Great idea! Yes I will try this out.
- Created Tuesday, January 5th 2016 @ 01:50:39
I think the reason same bots might go all-in a lot later in the game is because they're built to use a push/fold strategy commonly used by sit and go poker players (especially heads up).
Found this randomly on google that seems to describe it fairly well: http://www.tournamentterminator.com/tournament-strategy/sng-strategy/sitn-go-heads-up-strategy-sage/
- Created Tuesday, January 5th 2016 @ 23:05:04
Ah, interesting! Thanks for sharing!
- Updated Monday, January 11th 2016 @ 00:20:40
Wow, DaFish, that is really cool. I read about CFRM before the competition but was too afraid to attempt it haha. That is super impressive you pulled it off.
For your algorithm I was just wondering:
How did you end up defining each information set?
And how did you upload all the precomputed values to the servers? Did you store everything as strings in a file or did you use some compression techniques?
- Created Monday, January 11th 2016 @ 00:37:30
Regarding the info sets: I would like to keep that secret for the time being:). But at least preflop it has an info set for every card combination and bet sequence, with simplification that raises (except the last one) are "bundled" (ie. no difference between small raise or big raise).

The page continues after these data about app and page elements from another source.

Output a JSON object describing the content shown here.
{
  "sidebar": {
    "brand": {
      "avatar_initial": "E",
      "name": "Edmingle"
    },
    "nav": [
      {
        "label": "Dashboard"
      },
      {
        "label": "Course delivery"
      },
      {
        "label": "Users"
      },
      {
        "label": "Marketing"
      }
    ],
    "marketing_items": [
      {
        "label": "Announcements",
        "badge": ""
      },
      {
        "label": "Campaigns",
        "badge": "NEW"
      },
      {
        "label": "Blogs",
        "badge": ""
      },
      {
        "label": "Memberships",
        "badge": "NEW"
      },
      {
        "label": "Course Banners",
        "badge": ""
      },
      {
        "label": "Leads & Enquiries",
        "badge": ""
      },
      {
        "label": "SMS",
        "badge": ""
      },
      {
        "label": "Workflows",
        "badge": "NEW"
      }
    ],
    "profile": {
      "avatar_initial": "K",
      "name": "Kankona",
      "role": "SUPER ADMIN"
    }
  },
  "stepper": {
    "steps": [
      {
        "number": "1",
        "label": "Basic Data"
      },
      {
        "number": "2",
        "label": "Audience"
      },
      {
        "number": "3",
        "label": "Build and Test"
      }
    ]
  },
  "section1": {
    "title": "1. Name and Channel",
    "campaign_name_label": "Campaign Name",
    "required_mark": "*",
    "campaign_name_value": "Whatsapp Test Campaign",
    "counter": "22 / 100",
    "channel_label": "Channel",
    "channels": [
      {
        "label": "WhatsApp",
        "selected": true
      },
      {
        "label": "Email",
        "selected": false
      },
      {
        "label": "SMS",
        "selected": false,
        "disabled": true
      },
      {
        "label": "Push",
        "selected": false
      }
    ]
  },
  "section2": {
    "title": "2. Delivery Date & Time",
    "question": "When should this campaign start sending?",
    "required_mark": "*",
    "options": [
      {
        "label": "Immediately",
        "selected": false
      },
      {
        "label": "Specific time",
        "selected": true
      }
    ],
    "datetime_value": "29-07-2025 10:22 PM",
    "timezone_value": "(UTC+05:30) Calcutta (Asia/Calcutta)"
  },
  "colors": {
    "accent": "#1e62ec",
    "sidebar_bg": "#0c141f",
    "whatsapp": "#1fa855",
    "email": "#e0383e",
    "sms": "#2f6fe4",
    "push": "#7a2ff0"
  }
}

As for the data: yes, I stored everything in a bunch of strings; I first zipped the data, then base64 encoded it, then split into separate strings in generated java source files. Java has unzip methods built-in which I could use to decompress at runtime . My guess is that the max limit is 2048 KB zipped; I could not upload 2166 KB and had to work very hard to bring it down to 2041 KB and that was accepted.
- Created Monday, January 11th 2016 @ 03:27:47

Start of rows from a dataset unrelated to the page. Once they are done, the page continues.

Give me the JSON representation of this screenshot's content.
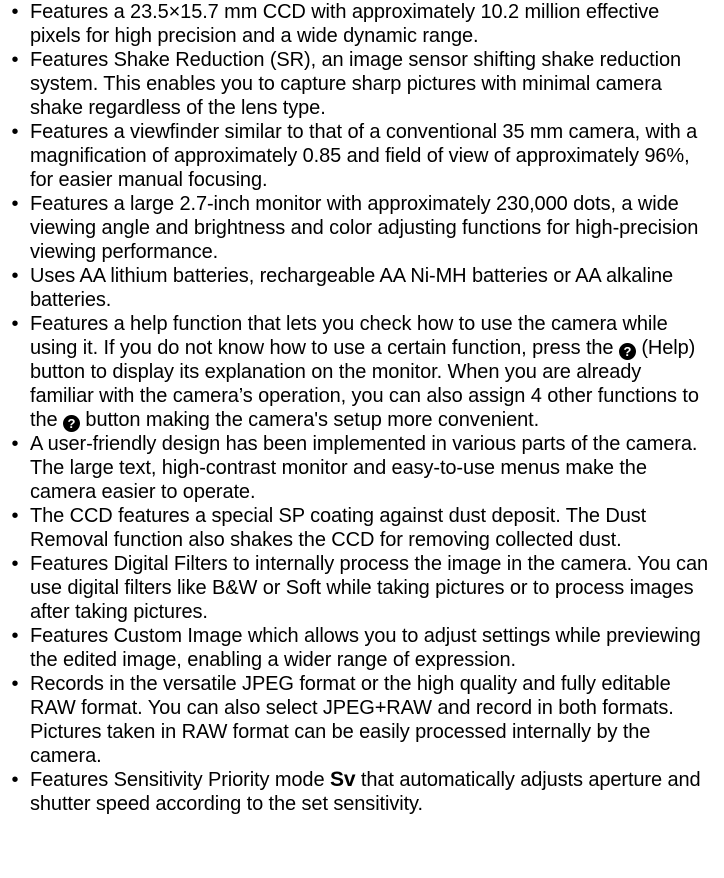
{
  "bullet": "•",
  "help_icon_glyph": "?",
  "items": [
    {
      "text": "Features a 23.5×15.7 mm CCD with approximately 10.2 million effective pixels for high precision and a wide dynamic range."
    },
    {
      "text": "Features Shake Reduction (SR), an image sensor shifting shake reduction system. This enables you to capture sharp pictures with minimal camera shake regardless of the lens type."
    },
    {
      "text": "Features a viewfinder similar to that of a conventional 35 mm camera, with a magnification of approximately 0.85 and field of view of approximately 96%, for easier manual focusing."
    },
    {
      "text": "Features a large 2.7-inch monitor with approximately 230,000 dots, a wide viewing angle and brightness and color adjusting functions for high-precision viewing performance."
    },
    {
      "text": "Uses AA lithium batteries, rechargeable AA Ni-MH batteries or AA alkaline batteries."
    },
    {
      "text_a": "Features a help function that lets you check how to use the camera while using it. If you do not know how to use a certain function, press the ",
      "text_b": " (Help) button to display its explanation on the monitor. When you are already familiar with the camera’s operation, you can also assign 4 other functions to the ",
      "text_c": " button making the camera's setup more convenient."
    },
    {
      "text": "A user-friendly design has been implemented in various parts of the camera. The large text, high-contrast monitor and easy-to-use menus make the camera easier to operate."
    },
    {
      "text": "The CCD features a special SP coating against dust deposit. The Dust Removal function also shakes the CCD for removing collected dust."
    },
    {
      "text": "Features Digital Filters to internally process the image in the camera. You can use digital filters like B&W or Soft while taking pictures or to process images after taking pictures."
    },
    {
      "text": "Features Custom Image which allows you to adjust settings while previewing the edited image, enabling a wider range of expression."
    },
    {
      "text": "Records in the versatile JPEG format or the high quality and fully editable RAW format. You can also select JPEG+RAW and record in both formats. Pictures taken in RAW format can be easily processed internally by the camera."
    },
    {
      "text_a": "Features Sensitivity Priority mode ",
      "mode": "Sv",
      "text_b": " that automatically adjusts aperture and shutter speed according to the set sensitivity."
    }
  ]
}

That's awesome DaFish, thanks so much for sharing. :)
- Created Wednesday, January 13th 2016 @ 23:00:33
That is amazing Dafish. Big congratulations on pulling off a CFR implementation. In fact, it is something I am very interested in doing myself, though I didn't have enough time for this competition. You see, I am very much a beginner at programming. It was only in the last two days of November that I uploaded my first bot to this site (for Connect four). I played around with that for a while and then started working on a holdem bot.
I was only just starting when I noticed the post informing of us of the date for final submissions for this competition. That was a big motivator to work as hard as I could to make a good bot. In the end my bot is just a very simple heuristically programmed bot probably similar to your early versions. But I am learning as much as I can about CRF and trying to understand it & thinking about how I should abstract the game state and bet sizes. I wonder if it is possible to also fit blinds and starting stacks into the abstraction (so it can play the meta game of trying to win the match instead of just trying to maximize the value from the hand). There are so many details to be worked out!

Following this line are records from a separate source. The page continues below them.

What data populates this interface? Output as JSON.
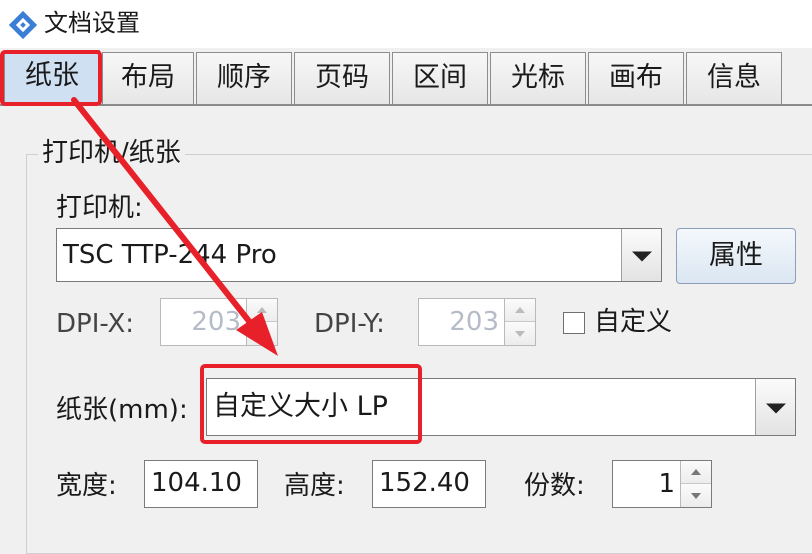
{
  "window": {
    "title": "文档设置"
  },
  "tabs": [
    "纸张",
    "布局",
    "顺序",
    "页码",
    "区间",
    "光标",
    "画布",
    "信息"
  ],
  "group": {
    "title": "打印机/纸张"
  },
  "printer": {
    "label": "打印机:",
    "value": "TSC TTP-244 Pro",
    "properties_button": "属性"
  },
  "dpi": {
    "x_label": "DPI-X:",
    "x_value": "203",
    "y_label": "DPI-Y:",
    "y_value": "203",
    "custom_label": "自定义",
    "custom_checked": false
  },
  "paper": {
    "label": "纸张(mm):",
    "value": "自定义大小 LP"
  },
  "size": {
    "width_label": "宽度:",
    "width_value": "104.10",
    "height_label": "高度:",
    "height_value": "152.40",
    "copies_label": "份数:",
    "copies_value": "1"
  },
  "colors": {
    "highlight": "#e8202a",
    "active_tab": "#cfe0f3",
    "app_icon": "#3a7fd5"
  }
}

Anyway, I'm just trying to show I understand all the hard work you must have gone through to implement your bot. I really do say it is a job well done. Thank you very much for sharing your path. Your bot seems to be doing very well now. Certainly showing better than it did earlier in the tournament. Good luck the rest of the way!
- Created Thursday, January 14th 2016 @ 18:32:45
Hi Nevik, Thanks for sharing details about your bot. You must be a talented programmer, your connect four-bot is excellent and also your holdem bot does very well!
Optimizing CFR to win the match instead of maximizing the current hand: to do that in a mathematically optimal way is not so easy I think. Perhaps you can start bottom up by calculating models for many stack sizes, starting with small ones.
- Created Thursday, January 14th 2016 @ 21:15:23
Curious how many ran Monte Carlo simulations for predicted hand value versus just brute forcing it? AdsRiskBot mentioned 6000 simulations, I used brute force and it was pretty quick, even for the flop.
- Created Thursday, January 14th 2016 @ 23:36:13
Originally I brute-forced my hand value scores as well, but I switched to Monte Carlo simulations to make local testing faster.